On the last Saturday of July the yukatas got out of the closets and headed to a summer festival in Asakusa. Without knowing it, we did the same (without the yukatas, though) and celebrated our first matsuri.
Tokyo Sky Tree on the back.
Walking from Ueno to Asakusa.
Mo’ parking space. The Japanese really know how to use height to their advantage.
Fried food aisle of a supermarket, quite the selection.
After lunch we headed to Ueno and walked to Asakusa. On our way we saw the little streets of Ueno transitioning to Asakusa, and managed to take a peek inside a full Japanese supermarket. The variety and the organization are tremendous. There are many ready to eat food that is delicious and cheap and not many western products.
We saw a couple of serene temples and cemeteries on the way.
Golden statue of a Kappa.
We also passed by Kappabashi-dori, a street known for housing loads of kitchenware stores. Most are generic, but some are dedicated to only towels, others to knives, for example.
We started to stumble on more and more street food stalls — always a good sign of a party about to happen.
A delicious ball of meat, onions and spices, all mashed together and deep fried.

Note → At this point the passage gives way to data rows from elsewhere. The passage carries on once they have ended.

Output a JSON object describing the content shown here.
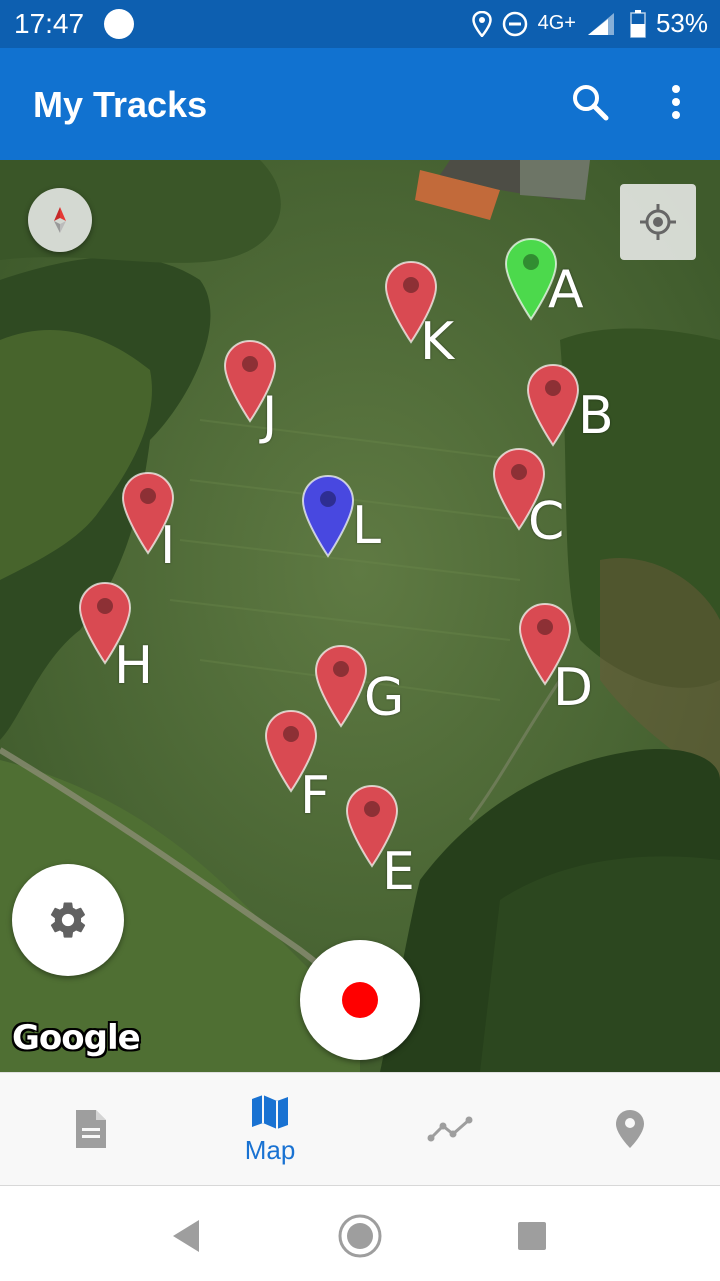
{
  "status": {
    "time": "17:47",
    "network": "4G+",
    "battery": "53%"
  },
  "app_bar": {
    "title": "My Tracks",
    "search_icon": "search-icon",
    "menu_icon": "more-vert-icon"
  },
  "map": {
    "markers": [
      {
        "label": "A",
        "color": "#4cd94c"
      },
      {
        "label": "B",
        "color": "#d94a52"
      },
      {
        "label": "C",
        "color": "#d94a52"
      },
      {
        "label": "D",
        "color": "#d94a52"
      },
      {
        "label": "E",
        "color": "#d94a52"
      },
      {
        "label": "F",
        "color": "#d94a52"
      },
      {
        "label": "G",
        "color": "#d94a52"
      },
      {
        "label": "H",
        "color": "#d94a52"
      },
      {
        "label": "I",
        "color": "#d94a52"
      },
      {
        "label": "J",
        "color": "#d94a52"
      },
      {
        "label": "K",
        "color": "#d94a52"
      },
      {
        "label": "L",
        "color": "#4848e0"
      }
    ],
    "attribution": "Google",
    "record_color": "#ff0000"
  },
  "bottom_nav": {
    "items": [
      {
        "icon": "document-icon",
        "label": "",
        "active": false
      },
      {
        "icon": "map-icon",
        "label": "Map",
        "active": true
      },
      {
        "icon": "chart-line-icon",
        "label": "",
        "active": false
      },
      {
        "icon": "place-marker-icon",
        "label": "",
        "active": false
      }
    ],
    "active_color": "#1972d2"
  }
}
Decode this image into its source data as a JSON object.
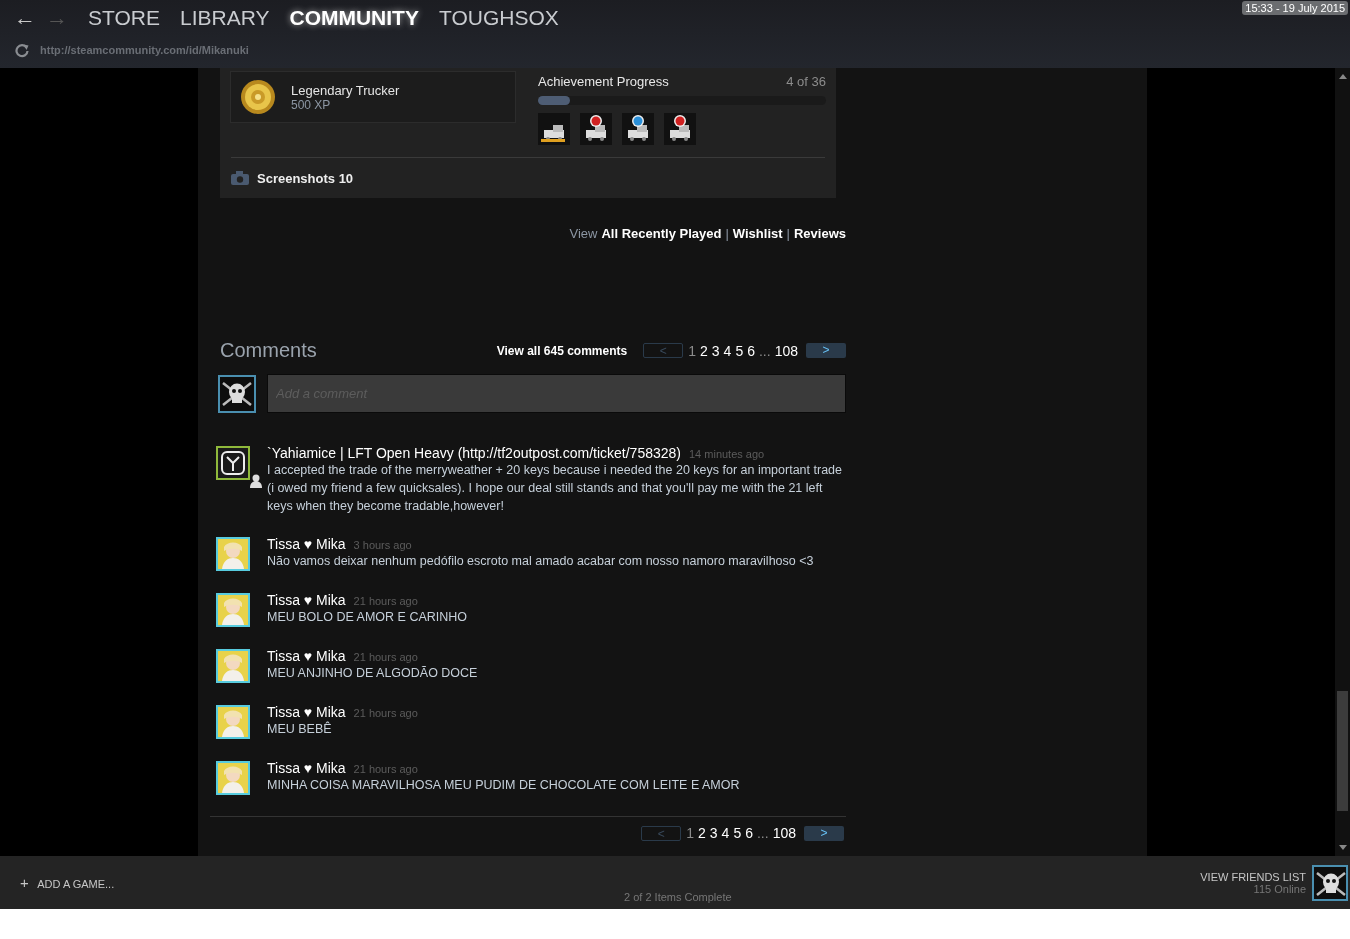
{
  "nav": {
    "back": "←",
    "forward": {
      "label": "→",
      "disabled": true
    },
    "tabs": [
      {
        "label": "STORE",
        "selected": false
      },
      {
        "label": "LIBRARY",
        "selected": false
      },
      {
        "label": "COMMUNITY",
        "selected": true
      },
      {
        "label": "TOUGHSOX",
        "selected": false
      }
    ],
    "url": "http://steamcommunity.com/id/Mikanuki",
    "clock": "15:33 - 19 July 2015"
  },
  "game": {
    "achievement": {
      "name": "Legendary Trucker",
      "xp": "500 XP"
    },
    "progress": {
      "title": "Achievement Progress",
      "count": "4 of 36",
      "level": 0.11
    },
    "achievements": [
      {
        "kind": "cargo"
      },
      {
        "kind": "sign",
        "color": "#d02020"
      },
      {
        "kind": "sign",
        "color": "#2a8fd8"
      },
      {
        "kind": "sign",
        "color": "#d02020"
      }
    ],
    "screenshots": "Screenshots 10"
  },
  "links": {
    "prefix": "View",
    "items": [
      "All Recently Played",
      "Wishlist",
      "Reviews"
    ],
    "separator": "|"
  },
  "comments": {
    "title": "Comments",
    "view_all": "View all 645 comments",
    "pager": {
      "prev": "<",
      "next": ">",
      "pages": [
        {
          "label": "1",
          "selected": true
        },
        {
          "label": "2",
          "selected": false
        },
        {
          "label": "3",
          "selected": false
        },
        {
          "label": "4",
          "selected": false
        },
        {
          "label": "5",
          "selected": false
        },
        {
          "label": "6",
          "selected": false
        },
        {
          "label": "...",
          "kind": "ellipsis"
        },
        {
          "label": "108",
          "selected": false
        }
      ]
    },
    "placeholder": "Add a comment",
    "items": [
      {
        "author": "`Yahiamice | LFT Open Heavy (http://tf2outpost.com/ticket/758328)",
        "time": "14 minutes ago",
        "text": "I accepted the trade of the merryweather + 20 keys because i needed the 20 keys for an important trade (i owed my friend a few quicksales). I hope our deal still stands and that you'll pay me with the 21 left keys when they become tradable,however!",
        "color": "#8fb93b",
        "badge": true
      },
      {
        "author": "Tissa ♥ Mika",
        "time": "3 hours ago",
        "text": "Não vamos deixar nenhum pedófilo escroto mal amado acabar com nosso namoro maravilhoso <3",
        "color": "#57cbde",
        "badge": false
      },
      {
        "author": "Tissa ♥ Mika",
        "time": "21 hours ago",
        "text": "MEU BOLO DE AMOR E CARINHO",
        "color": "#57cbde",
        "badge": false
      },
      {
        "author": "Tissa ♥ Mika",
        "time": "21 hours ago",
        "text": "MEU ANJINHO DE ALGODÃO DOCE",
        "color": "#57cbde",
        "badge": false
      },
      {
        "author": "Tissa ♥ Mika",
        "time": "21 hours ago",
        "text": "MEU BEBÊ",
        "color": "#57cbde",
        "badge": false
      },
      {
        "author": "Tissa ♥ Mika",
        "time": "21 hours ago",
        "text": "MINHA COISA MARAVILHOSA MEU PUDIM DE CHOCOLATE COM LEITE E AMOR",
        "color": "#57cbde",
        "badge": false
      }
    ],
    "bottom_pager": {
      "prev": "<",
      "next": ">",
      "pages": [
        {
          "label": "1",
          "selected": true
        },
        {
          "label": "2",
          "selected": false
        },
        {
          "label": "3",
          "selected": false
        },
        {
          "label": "4",
          "selected": false
        },
        {
          "label": "5",
          "selected": false
        },
        {
          "label": "6",
          "selected": false
        },
        {
          "label": "...",
          "kind": "ellipsis"
        },
        {
          "label": "108",
          "selected": false
        }
      ]
    }
  },
  "footer": {
    "add_game": "ADD A GAME...",
    "plus": "+",
    "status": "2 of 2 Items Complete",
    "friends": "VIEW FRIENDS LIST",
    "online": "115 Online"
  }
}
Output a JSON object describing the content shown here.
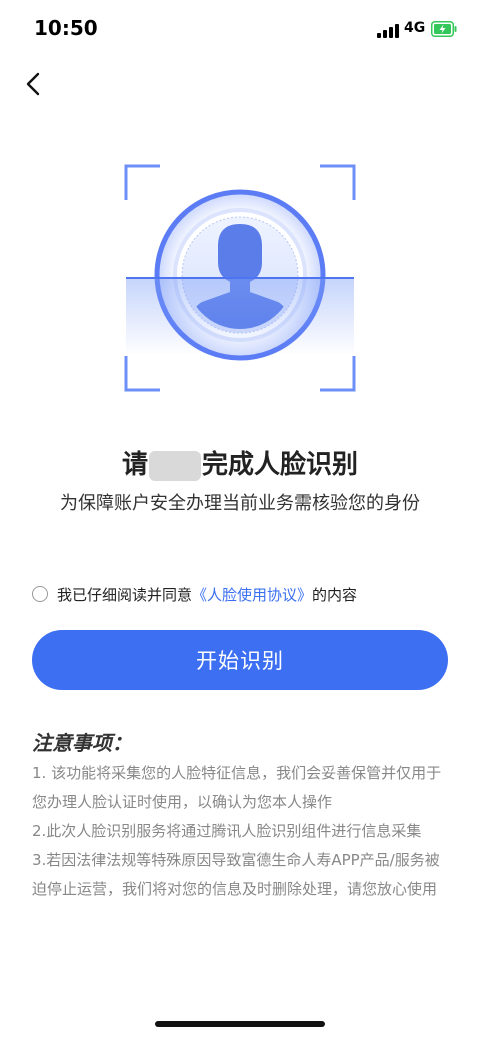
{
  "status_bar": {
    "time": "10:50",
    "network": "4G",
    "signal_icon": "signal-bars-icon",
    "battery_icon": "battery-charging-icon",
    "battery_color": "#34c759"
  },
  "nav": {
    "back_icon": "chevron-left-icon"
  },
  "face_graphic": {
    "icon": "face-scan-icon",
    "accent": "#5b7cf5"
  },
  "title": {
    "prefix": "请",
    "suffix": "完成人脸识别"
  },
  "subtitle": "为保障账户安全办理当前业务需核验您的身份",
  "agreement": {
    "text_before": "我已仔细阅读并同意",
    "link": "《人脸使用协议》",
    "text_after": "的内容",
    "checked": false
  },
  "start_button": {
    "label": "开始识别",
    "color": "#3d6ff3"
  },
  "notice": {
    "title": "注意事项：",
    "items": [
      "1. 该功能将采集您的人脸特征信息，我们会妥善保管并仅用于您办理人脸认证时使用，以确认为您本人操作",
      "2.此次人脸识别服务将通过腾讯人脸识别组件进行信息采集",
      "3.若因法律法规等特殊原因导致富德生命人寿APP产品/服务被迫停止运营，我们将对您的信息及时删除处理，请您放心使用"
    ]
  }
}
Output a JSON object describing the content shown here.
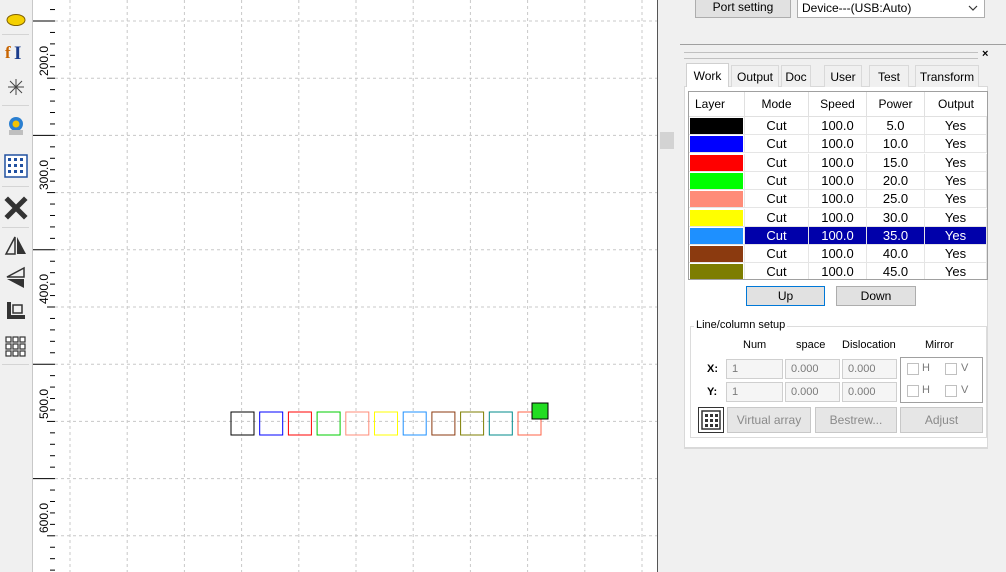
{
  "ruler": {
    "labels": [
      "200.0",
      "300.0",
      "400.0",
      "500.0",
      "600.0"
    ]
  },
  "top": {
    "port_setting_label": "Port setting",
    "device_value": "Device---(USB:Auto)"
  },
  "tabs": [
    "Work",
    "Output",
    "Doc",
    "User",
    "Test",
    "Transform"
  ],
  "active_tab": "Work",
  "layer_table": {
    "headers": [
      "Layer",
      "Mode",
      "Speed",
      "Power",
      "Output"
    ],
    "rows": [
      {
        "color": "#000000",
        "mode": "Cut",
        "speed": "100.0",
        "power": "5.0",
        "output": "Yes"
      },
      {
        "color": "#0000ff",
        "mode": "Cut",
        "speed": "100.0",
        "power": "10.0",
        "output": "Yes"
      },
      {
        "color": "#ff0000",
        "mode": "Cut",
        "speed": "100.0",
        "power": "15.0",
        "output": "Yes"
      },
      {
        "color": "#00ff00",
        "mode": "Cut",
        "speed": "100.0",
        "power": "20.0",
        "output": "Yes"
      },
      {
        "color": "#ff8c78",
        "mode": "Cut",
        "speed": "100.0",
        "power": "25.0",
        "output": "Yes"
      },
      {
        "color": "#ffff00",
        "mode": "Cut",
        "speed": "100.0",
        "power": "30.0",
        "output": "Yes"
      },
      {
        "color": "#1e90ff",
        "mode": "Cut",
        "speed": "100.0",
        "power": "35.0",
        "output": "Yes",
        "selected": true
      },
      {
        "color": "#8b3a0f",
        "mode": "Cut",
        "speed": "100.0",
        "power": "40.0",
        "output": "Yes"
      },
      {
        "color": "#7d7d00",
        "mode": "Cut",
        "speed": "100.0",
        "power": "45.0",
        "output": "Yes"
      }
    ]
  },
  "buttons": {
    "up": "Up",
    "down": "Down"
  },
  "line_column": {
    "title": "Line/column setup",
    "col_headers": [
      "Num",
      "space",
      "Dislocation",
      "Mirror"
    ],
    "x_label": "X:",
    "y_label": "Y:",
    "x_num": "1",
    "x_space": "0.000",
    "x_dislocation": "0.000",
    "y_num": "1",
    "y_space": "0.000",
    "y_dislocation": "0.000",
    "mirror_h": "H",
    "mirror_v": "V",
    "virtual_array": "Virtual array",
    "bestrew": "Bestrew...",
    "adjust": "Adjust"
  },
  "canvas_shapes": [
    {
      "color": "#000000"
    },
    {
      "color": "#0000ff"
    },
    {
      "color": "#ff0000"
    },
    {
      "color": "#00cc00"
    },
    {
      "color": "#ff8c78"
    },
    {
      "color": "#ffff00"
    },
    {
      "color": "#1e90ff"
    },
    {
      "color": "#8b3a0f"
    },
    {
      "color": "#7d7d00"
    },
    {
      "color": "#008b8b"
    },
    {
      "color": "#ff6347"
    }
  ],
  "icons": [
    "ellipse-tool-icon",
    "text-tool-icon",
    "dot-tool-icon",
    "laser-head-icon",
    "grid-array-icon",
    "delete-icon",
    "mirror-horizontal-icon",
    "mirror-vertical-icon",
    "align-icon",
    "array-icon"
  ]
}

We made a quick pitstop to eat and sit down for a bit when we saw what was coming our way.
Friends chatted while sipping on some cold Asahi beer.
Stores were closing down, only food stalls kept their doors open through the night.
Male and female versions of a yukata (summer kimono, lighter and fresher) are assumedly distinct.
Asakusa was definitely magical, specially when you arrive to the Senso-ji. The shrines, the street food and the locals, the vast majority dressed with yukatas (the summer kimono). We wandered a lot through the tiny streets and couldn’t help but eat and try almost everything.
Entrance to Senso-ji.
Nakamise-dori, the street leading to the temple.
Groups of friends flock the stalls buying little sweets and drinks.
You can tell some couples are official.
Others…not so much.
Little side streets where lots of eating and drinking was going on.
As the sun started to go down, we noticed everybody was sitting down on the floor, on towels, brought from home, and were clearly waiting for something to happen: the matsuri fireworks! Completely by chance, we witnessed one of the most beautiful summer festivals in Tokyo.
Purifying the soul with incense smoke.
Five-story pagoda near Senso-ji temple.
Buddha statuette in a side shrine.
Masses gathered around Senso-ji grounds throughout the day.
Getting some okonomiyaki done.
Miniature okonomiyaki; we’ve had better, but it was good.
The second after, it started pouring down on everybody and we had to depend on a restaurant guy who gave us an umbrella so we could walk to the station, saving at least the cameras from getting wet, because our clothes were a lost cause.
Time to sit down and wait for the show.
The fireworks are simple, but people seem to enjoy themselves beyond just that.
Senso-ji is even more beautiful at night.